[Opening Source information section]

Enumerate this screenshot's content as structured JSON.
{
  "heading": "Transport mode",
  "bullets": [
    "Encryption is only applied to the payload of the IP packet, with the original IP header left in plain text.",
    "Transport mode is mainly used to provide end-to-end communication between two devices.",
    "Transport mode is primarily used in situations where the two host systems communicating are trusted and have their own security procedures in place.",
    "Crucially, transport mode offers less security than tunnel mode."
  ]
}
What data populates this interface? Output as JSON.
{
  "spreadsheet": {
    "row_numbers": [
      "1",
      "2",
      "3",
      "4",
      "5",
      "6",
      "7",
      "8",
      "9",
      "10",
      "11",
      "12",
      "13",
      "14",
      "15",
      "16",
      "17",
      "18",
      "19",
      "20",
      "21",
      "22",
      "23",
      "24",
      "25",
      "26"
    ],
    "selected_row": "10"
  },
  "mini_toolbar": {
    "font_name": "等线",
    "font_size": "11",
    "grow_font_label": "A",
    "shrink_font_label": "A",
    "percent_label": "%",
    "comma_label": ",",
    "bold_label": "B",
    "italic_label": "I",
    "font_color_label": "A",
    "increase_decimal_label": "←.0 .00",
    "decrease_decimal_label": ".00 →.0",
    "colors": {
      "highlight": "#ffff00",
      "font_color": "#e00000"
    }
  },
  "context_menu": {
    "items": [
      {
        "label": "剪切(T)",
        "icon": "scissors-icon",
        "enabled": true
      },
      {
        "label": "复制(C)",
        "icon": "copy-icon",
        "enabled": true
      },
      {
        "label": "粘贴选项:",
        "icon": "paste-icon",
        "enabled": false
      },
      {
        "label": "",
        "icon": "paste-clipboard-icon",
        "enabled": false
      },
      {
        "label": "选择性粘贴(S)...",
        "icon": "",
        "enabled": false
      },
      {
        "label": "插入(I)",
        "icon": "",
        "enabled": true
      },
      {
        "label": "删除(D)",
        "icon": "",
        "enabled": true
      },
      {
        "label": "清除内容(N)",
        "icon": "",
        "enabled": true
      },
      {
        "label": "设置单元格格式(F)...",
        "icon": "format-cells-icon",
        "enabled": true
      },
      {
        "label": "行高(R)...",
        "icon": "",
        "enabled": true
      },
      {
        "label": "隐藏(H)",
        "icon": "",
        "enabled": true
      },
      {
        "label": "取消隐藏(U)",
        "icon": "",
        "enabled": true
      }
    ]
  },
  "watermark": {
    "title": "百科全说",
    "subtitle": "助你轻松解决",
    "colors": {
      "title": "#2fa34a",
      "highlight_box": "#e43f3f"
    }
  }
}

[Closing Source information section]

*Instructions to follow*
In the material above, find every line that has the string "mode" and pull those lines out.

*Solution*
  "heading": "Transport mode",
    "Transport mode is mainly used to provide end-to-end communication between two devices.",
    "Transport mode is primarily used in situations where the two host systems communicating are trusted and have their own security procedures in place.",
    "Crucially, transport mode offers less security than tunnel mode."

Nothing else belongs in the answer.